WJ scores how to interpret and goals for next year

Discussion in 'Special Ed 101' started by pepperidge, May 27, 2008.

  1. pepperidge

    pepperidge New Member


    I got the computer printout for the my son's WJ tests. I know something about statistics and have the wrightlaw page on interpreting test results so I understand much of it. However the Special Education teacher said that we should focus on the SS rather than the GE or AE scores. Just looking at the SS scores, he falls below 86 in several (broad math, brief writing, math calc skills--78). Two questions.

    1) what does the 68% band in parantheses mean next to the SS? Does it mean a confidence interval around the SS? for example on math calculation skilss he got a 78 (74-82)?

    2) Even for those scores where he falls within one standard deviation, they are towards the bottom of the one standard deviation range. In many things he is at the 4 or 5th grade level (even though he is finishing up 7th grade). This is a kid with above average IQ (verbal of 123 and performance IQ of 107), but with difficulties with persistence, math facts, spelling, writing legibly, reads pretty much ok. Should I be concerned? and what should I be asking for?

    3) how concerned should I be that his performance appears to have deteriorated:

    in 2nd grade for example his SS in broad reading was 110, now is 100 ; reading fluency has gone down from 111 to 89; his broad math has gone down from 96 to 82 and broad written language has gone down from 103 to 89. We also have WJ testing from 5th grade (school didn't report the broad scores) that suggests on most of the language arts drops occured between 5 and 7th grade.

    I can imagine the school district saying that without Special Education intervention he would have done even worse, given that he has not exactly been available for learning (which is true, given his emotional difficulties particularly in 5 and 6th grade). What does one say in response?
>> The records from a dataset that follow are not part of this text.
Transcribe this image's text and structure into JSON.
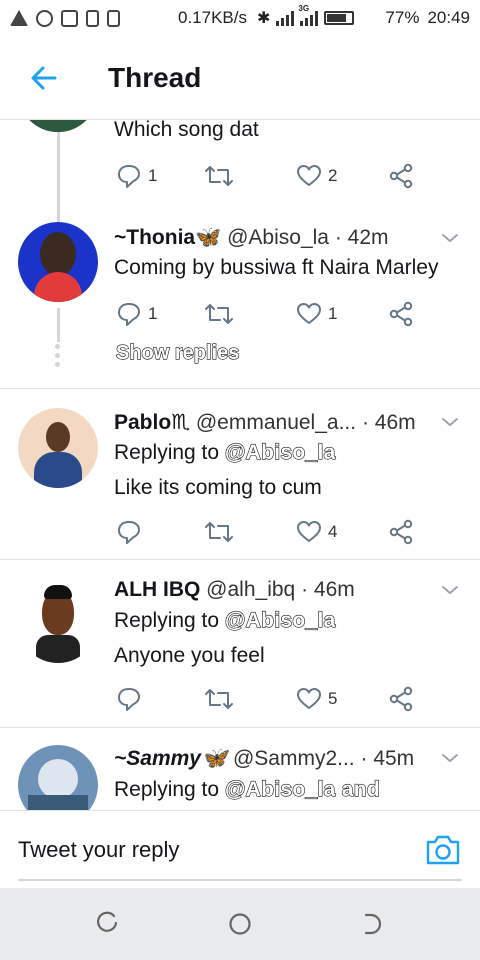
{
  "status_bar": {
    "network_speed": "0.17KB/s",
    "network_type": "3G",
    "battery": "77%",
    "time": "20:49"
  },
  "header": {
    "title": "Thread",
    "back_icon": "arrow-left-icon"
  },
  "colors": {
    "accent": "#1da1f2",
    "icon_gray": "#657786",
    "divider": "#dfe3e7",
    "navbar": "#e9ebed"
  },
  "tweets": [
    {
      "text": "Which song dat",
      "reply_count": "1",
      "like_count": "2"
    },
    {
      "name": "~Thonia🦋",
      "handle": "@Abiso_la",
      "time": "· 42m",
      "text": "Coming by bussiwa ft Naira Marley",
      "reply_count": "1",
      "like_count": "1",
      "show_replies": "Show replies"
    },
    {
      "name": "Pablo♏",
      "handle": "@emmanuel_a...",
      "time": "· 46m",
      "replying_prefix": "Replying to",
      "replying_to": "@Abiso_la",
      "text": "Like its coming to cum",
      "like_count": "4"
    },
    {
      "name": "ALH IBQ",
      "handle": "@alh_ibq",
      "time": "· 46m",
      "replying_prefix": "Replying to",
      "replying_to": "@Abiso_la",
      "text": "Anyone you feel",
      "like_count": "5"
    },
    {
      "name": "~Sammy🦋",
      "handle": "@Sammy2...",
      "time": "· 45m",
      "replying_prefix": "Replying to",
      "replying_to": "@Abiso_la and"
    }
  ],
  "composer": {
    "placeholder": "Tweet your reply"
  }
}
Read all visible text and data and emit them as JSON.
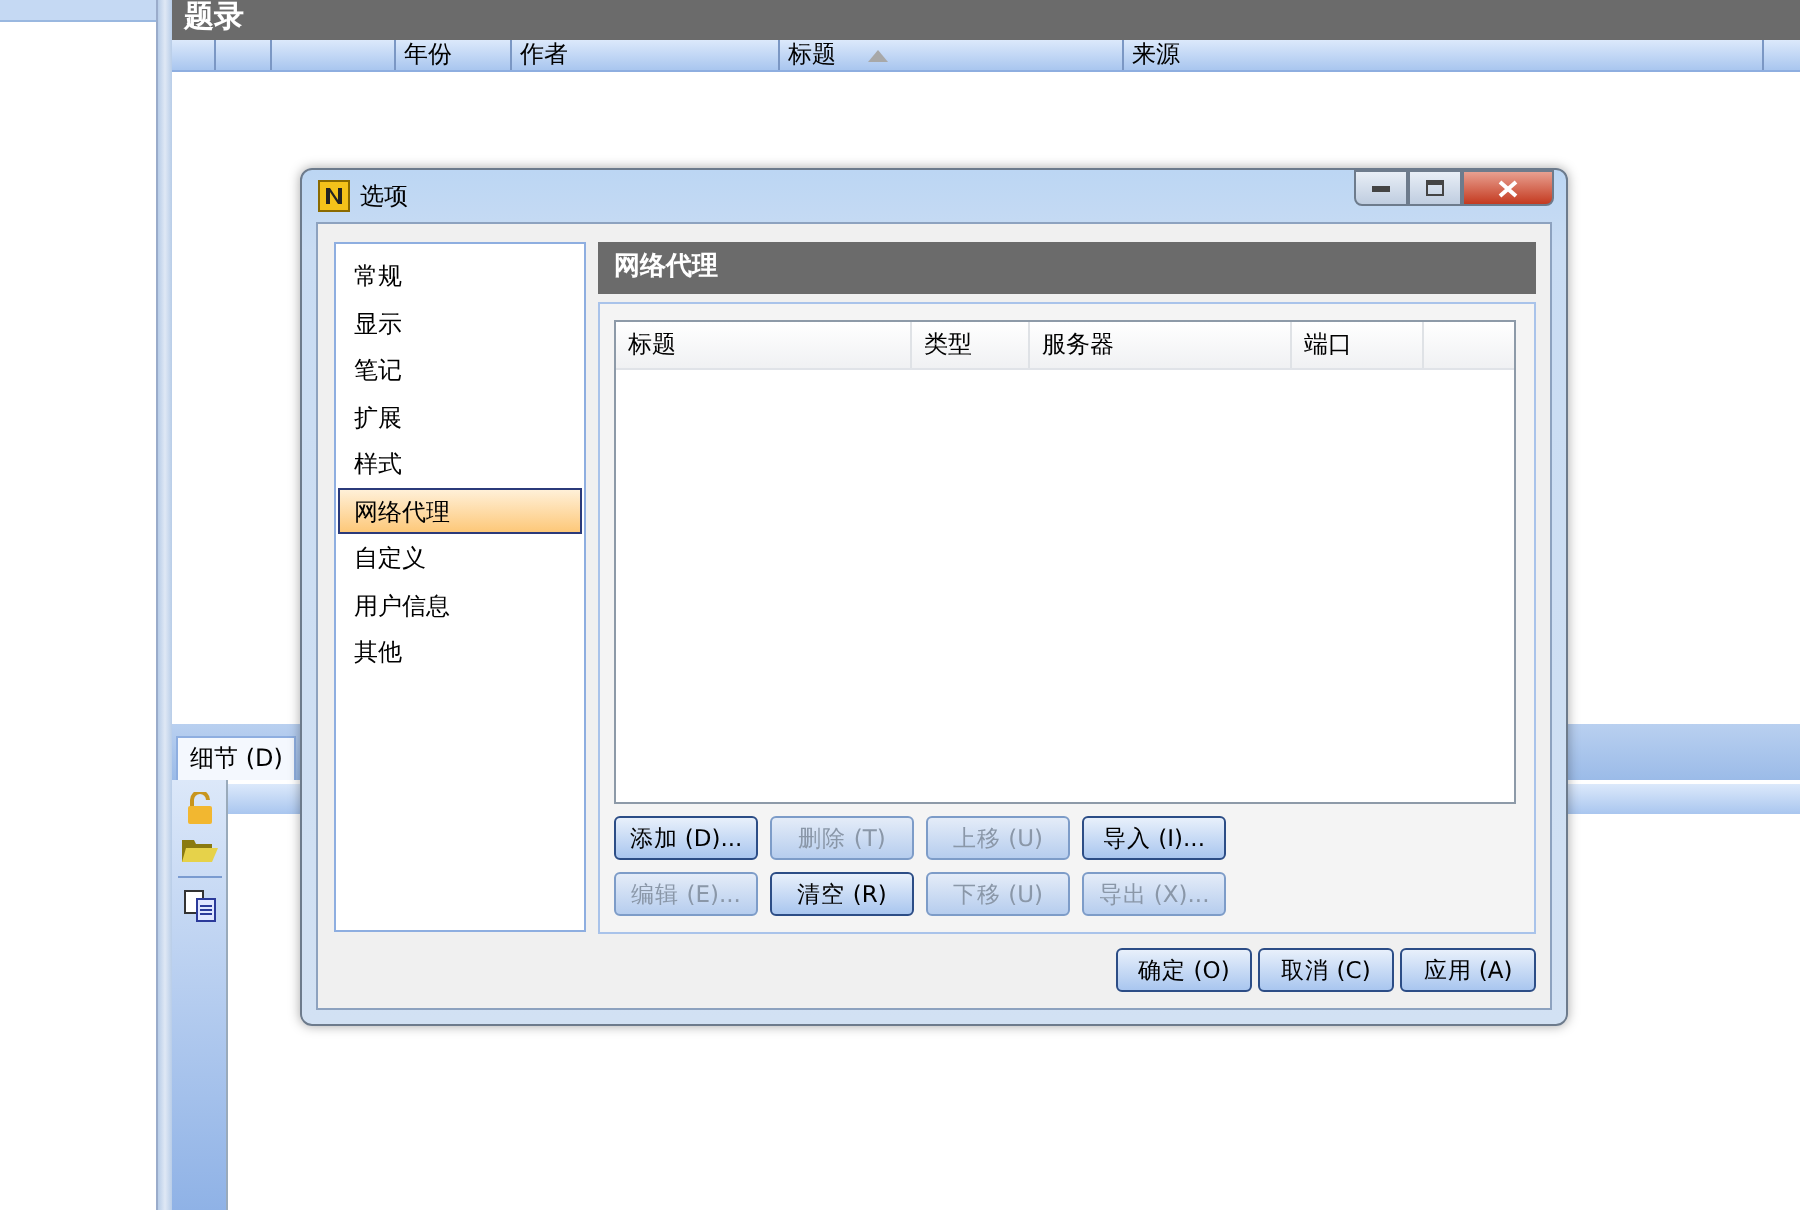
{
  "main": {
    "title": "题录",
    "columns": [
      {},
      {},
      {},
      {
        "label": "年份"
      },
      {
        "label": "作者"
      },
      {
        "label": "标题",
        "sorted": true
      },
      {
        "label": "来源"
      }
    ]
  },
  "bottom_pane": {
    "tabs": [
      {
        "label": "细节 (D)",
        "selected": true
      }
    ]
  },
  "dialog": {
    "title": "选项",
    "categories": [
      {
        "label": "常规",
        "selected": false
      },
      {
        "label": "显示",
        "selected": false
      },
      {
        "label": "笔记",
        "selected": false
      },
      {
        "label": "扩展",
        "selected": false
      },
      {
        "label": "样式",
        "selected": false
      },
      {
        "label": "网络代理",
        "selected": true
      },
      {
        "label": "自定义",
        "selected": false
      },
      {
        "label": "用户信息",
        "selected": false
      },
      {
        "label": "其他",
        "selected": false
      }
    ],
    "section_title": "网络代理",
    "table_columns": [
      "标题",
      "类型",
      "服务器",
      "端口"
    ],
    "button_rows": [
      [
        {
          "label": "添加 (D)...",
          "disabled": false
        },
        {
          "label": "删除 (T)",
          "disabled": true
        },
        {
          "label": "上移 (U)",
          "disabled": true
        },
        {
          "label": "导入 (I)...",
          "disabled": false
        }
      ],
      [
        {
          "label": "编辑 (E)...",
          "disabled": true
        },
        {
          "label": "清空 (R)",
          "disabled": false
        },
        {
          "label": "下移 (U)",
          "disabled": true
        },
        {
          "label": "导出 (X)...",
          "disabled": true
        }
      ]
    ],
    "footer_buttons": [
      {
        "label": "确定 (O)"
      },
      {
        "label": "取消 (C)"
      },
      {
        "label": "应用 (A)"
      }
    ]
  }
}
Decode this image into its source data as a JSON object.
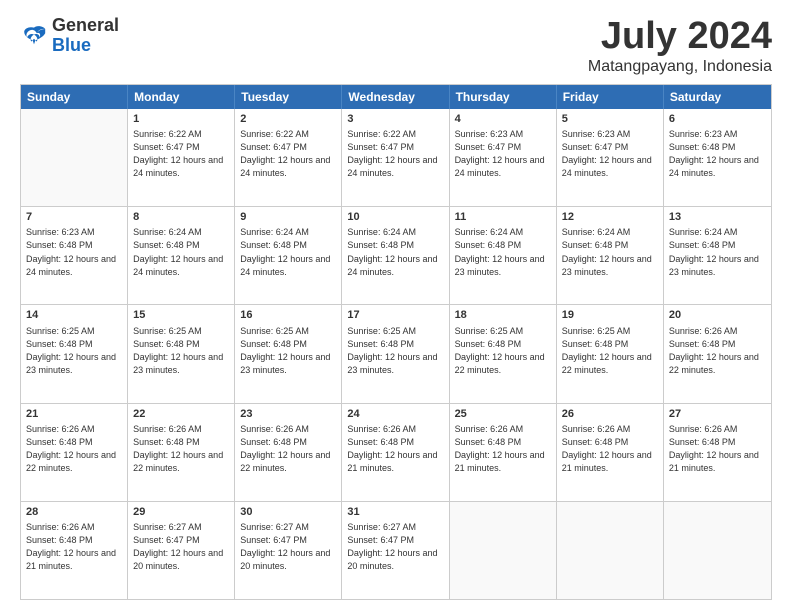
{
  "logo": {
    "general": "General",
    "blue": "Blue"
  },
  "title": {
    "month_year": "July 2024",
    "location": "Matangpayang, Indonesia"
  },
  "weekdays": [
    "Sunday",
    "Monday",
    "Tuesday",
    "Wednesday",
    "Thursday",
    "Friday",
    "Saturday"
  ],
  "weeks": [
    [
      {
        "day": "",
        "sunrise": "",
        "sunset": "",
        "daylight": ""
      },
      {
        "day": "1",
        "sunrise": "Sunrise: 6:22 AM",
        "sunset": "Sunset: 6:47 PM",
        "daylight": "Daylight: 12 hours and 24 minutes."
      },
      {
        "day": "2",
        "sunrise": "Sunrise: 6:22 AM",
        "sunset": "Sunset: 6:47 PM",
        "daylight": "Daylight: 12 hours and 24 minutes."
      },
      {
        "day": "3",
        "sunrise": "Sunrise: 6:22 AM",
        "sunset": "Sunset: 6:47 PM",
        "daylight": "Daylight: 12 hours and 24 minutes."
      },
      {
        "day": "4",
        "sunrise": "Sunrise: 6:23 AM",
        "sunset": "Sunset: 6:47 PM",
        "daylight": "Daylight: 12 hours and 24 minutes."
      },
      {
        "day": "5",
        "sunrise": "Sunrise: 6:23 AM",
        "sunset": "Sunset: 6:47 PM",
        "daylight": "Daylight: 12 hours and 24 minutes."
      },
      {
        "day": "6",
        "sunrise": "Sunrise: 6:23 AM",
        "sunset": "Sunset: 6:48 PM",
        "daylight": "Daylight: 12 hours and 24 minutes."
      }
    ],
    [
      {
        "day": "7",
        "sunrise": "Sunrise: 6:23 AM",
        "sunset": "Sunset: 6:48 PM",
        "daylight": "Daylight: 12 hours and 24 minutes."
      },
      {
        "day": "8",
        "sunrise": "Sunrise: 6:24 AM",
        "sunset": "Sunset: 6:48 PM",
        "daylight": "Daylight: 12 hours and 24 minutes."
      },
      {
        "day": "9",
        "sunrise": "Sunrise: 6:24 AM",
        "sunset": "Sunset: 6:48 PM",
        "daylight": "Daylight: 12 hours and 24 minutes."
      },
      {
        "day": "10",
        "sunrise": "Sunrise: 6:24 AM",
        "sunset": "Sunset: 6:48 PM",
        "daylight": "Daylight: 12 hours and 24 minutes."
      },
      {
        "day": "11",
        "sunrise": "Sunrise: 6:24 AM",
        "sunset": "Sunset: 6:48 PM",
        "daylight": "Daylight: 12 hours and 23 minutes."
      },
      {
        "day": "12",
        "sunrise": "Sunrise: 6:24 AM",
        "sunset": "Sunset: 6:48 PM",
        "daylight": "Daylight: 12 hours and 23 minutes."
      },
      {
        "day": "13",
        "sunrise": "Sunrise: 6:24 AM",
        "sunset": "Sunset: 6:48 PM",
        "daylight": "Daylight: 12 hours and 23 minutes."
      }
    ],
    [
      {
        "day": "14",
        "sunrise": "Sunrise: 6:25 AM",
        "sunset": "Sunset: 6:48 PM",
        "daylight": "Daylight: 12 hours and 23 minutes."
      },
      {
        "day": "15",
        "sunrise": "Sunrise: 6:25 AM",
        "sunset": "Sunset: 6:48 PM",
        "daylight": "Daylight: 12 hours and 23 minutes."
      },
      {
        "day": "16",
        "sunrise": "Sunrise: 6:25 AM",
        "sunset": "Sunset: 6:48 PM",
        "daylight": "Daylight: 12 hours and 23 minutes."
      },
      {
        "day": "17",
        "sunrise": "Sunrise: 6:25 AM",
        "sunset": "Sunset: 6:48 PM",
        "daylight": "Daylight: 12 hours and 23 minutes."
      },
      {
        "day": "18",
        "sunrise": "Sunrise: 6:25 AM",
        "sunset": "Sunset: 6:48 PM",
        "daylight": "Daylight: 12 hours and 22 minutes."
      },
      {
        "day": "19",
        "sunrise": "Sunrise: 6:25 AM",
        "sunset": "Sunset: 6:48 PM",
        "daylight": "Daylight: 12 hours and 22 minutes."
      },
      {
        "day": "20",
        "sunrise": "Sunrise: 6:26 AM",
        "sunset": "Sunset: 6:48 PM",
        "daylight": "Daylight: 12 hours and 22 minutes."
      }
    ],
    [
      {
        "day": "21",
        "sunrise": "Sunrise: 6:26 AM",
        "sunset": "Sunset: 6:48 PM",
        "daylight": "Daylight: 12 hours and 22 minutes."
      },
      {
        "day": "22",
        "sunrise": "Sunrise: 6:26 AM",
        "sunset": "Sunset: 6:48 PM",
        "daylight": "Daylight: 12 hours and 22 minutes."
      },
      {
        "day": "23",
        "sunrise": "Sunrise: 6:26 AM",
        "sunset": "Sunset: 6:48 PM",
        "daylight": "Daylight: 12 hours and 22 minutes."
      },
      {
        "day": "24",
        "sunrise": "Sunrise: 6:26 AM",
        "sunset": "Sunset: 6:48 PM",
        "daylight": "Daylight: 12 hours and 21 minutes."
      },
      {
        "day": "25",
        "sunrise": "Sunrise: 6:26 AM",
        "sunset": "Sunset: 6:48 PM",
        "daylight": "Daylight: 12 hours and 21 minutes."
      },
      {
        "day": "26",
        "sunrise": "Sunrise: 6:26 AM",
        "sunset": "Sunset: 6:48 PM",
        "daylight": "Daylight: 12 hours and 21 minutes."
      },
      {
        "day": "27",
        "sunrise": "Sunrise: 6:26 AM",
        "sunset": "Sunset: 6:48 PM",
        "daylight": "Daylight: 12 hours and 21 minutes."
      }
    ],
    [
      {
        "day": "28",
        "sunrise": "Sunrise: 6:26 AM",
        "sunset": "Sunset: 6:48 PM",
        "daylight": "Daylight: 12 hours and 21 minutes."
      },
      {
        "day": "29",
        "sunrise": "Sunrise: 6:27 AM",
        "sunset": "Sunset: 6:47 PM",
        "daylight": "Daylight: 12 hours and 20 minutes."
      },
      {
        "day": "30",
        "sunrise": "Sunrise: 6:27 AM",
        "sunset": "Sunset: 6:47 PM",
        "daylight": "Daylight: 12 hours and 20 minutes."
      },
      {
        "day": "31",
        "sunrise": "Sunrise: 6:27 AM",
        "sunset": "Sunset: 6:47 PM",
        "daylight": "Daylight: 12 hours and 20 minutes."
      },
      {
        "day": "",
        "sunrise": "",
        "sunset": "",
        "daylight": ""
      },
      {
        "day": "",
        "sunrise": "",
        "sunset": "",
        "daylight": ""
      },
      {
        "day": "",
        "sunrise": "",
        "sunset": "",
        "daylight": ""
      }
    ]
  ]
}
    4) How to write goals for next year. As I posted before, the goal in his draft IEP is math at 7th grade level next year. First of all, I don't know what that means--whose 7th grade level? state tests, passing grade in his 7/8th grade remedial math class; WJ? Second, and I guess related to that, what measurement to use? What I was pushing for in his IEP meeting was some sense of whether, if he passes the tests in his math class, where that will put him grade-wise level in terms of acquistion of skills. I think that is the correct tack to take. But should we have him tested at end of year in WJ again?

    5) What do you all think about having the school district do the achievement testing? I pretty much trust them to adminster the test objectively, but....

    thanks again.
  2. Martie

    Martie Moderator


    There are tow ways to look at this. One way is through curriculum based assessment which is how the RtI folks like to look at things, but as you point out, it is hard to know what it means to "be in 7th grade." The other method is by using standard scores, and in my opinion this is the only way to discover what you have: your difficult child SS have dropped since 2nd grade. This means he is lower in relationship to peers now than he was then, not that he has not learned things, but just not as many as the average child (or else he did not demonstrate what he knows on the test, which is always a possibility.) This "loss of relative standing" means that the longer a child is in school the farther behind he falls. This concept is easily demonstrable using SS and is how Pete Wright won the Shannon Carter case in my opinion.

    What a 68% confidence interval means is that there is a 68% chance that the "true score" lies within the stated band. This is thought to be "good" but I tend to remember that there is a 32% chance that it does not. Higher accuracy can be attained, but if a very wide score band is used, then the band is meaningless (we already knew the true scores was between 80 and 120 without testing.)

    I would not trust the school district to administer achievement tests because they have every reason to cheat. My ex-difficult child used the resource room for "study hall" but never received assistance for anything (per his IEP). When it came time for standardized testing, he told me how much assistance the aides gave to students so they could "understand the questions." I am not saying your school district inflated your child's scores, but it is to their advantage to do so.

    Finally, test scores on class work are a bit like grades. All academic problems can be "solved" by giving all students "A's." This may sound extreme, but Special Education services are based on negative educational impact and if the grades are good, then it is hard to see the negative impact EXCEPT seriously BD kids can have behavior that leads to negative impact socially and emotionally while maintaining grades. SP hearing officers are often troubled by this: the school district has a laundry list of complaints (including suspensions) but the child has VERY GOOD GRADES. Hmmm...one would almost think the school district was trying to make negative impact appear to be diminished.

    I would write IEP goals that speak directly to whatever you think you difficult child needs to be more successful in the gen ed curriculum. Higher goals are a good idea for a child who is this bright in my opinion. Low expectations tend to be a problem in special education even now.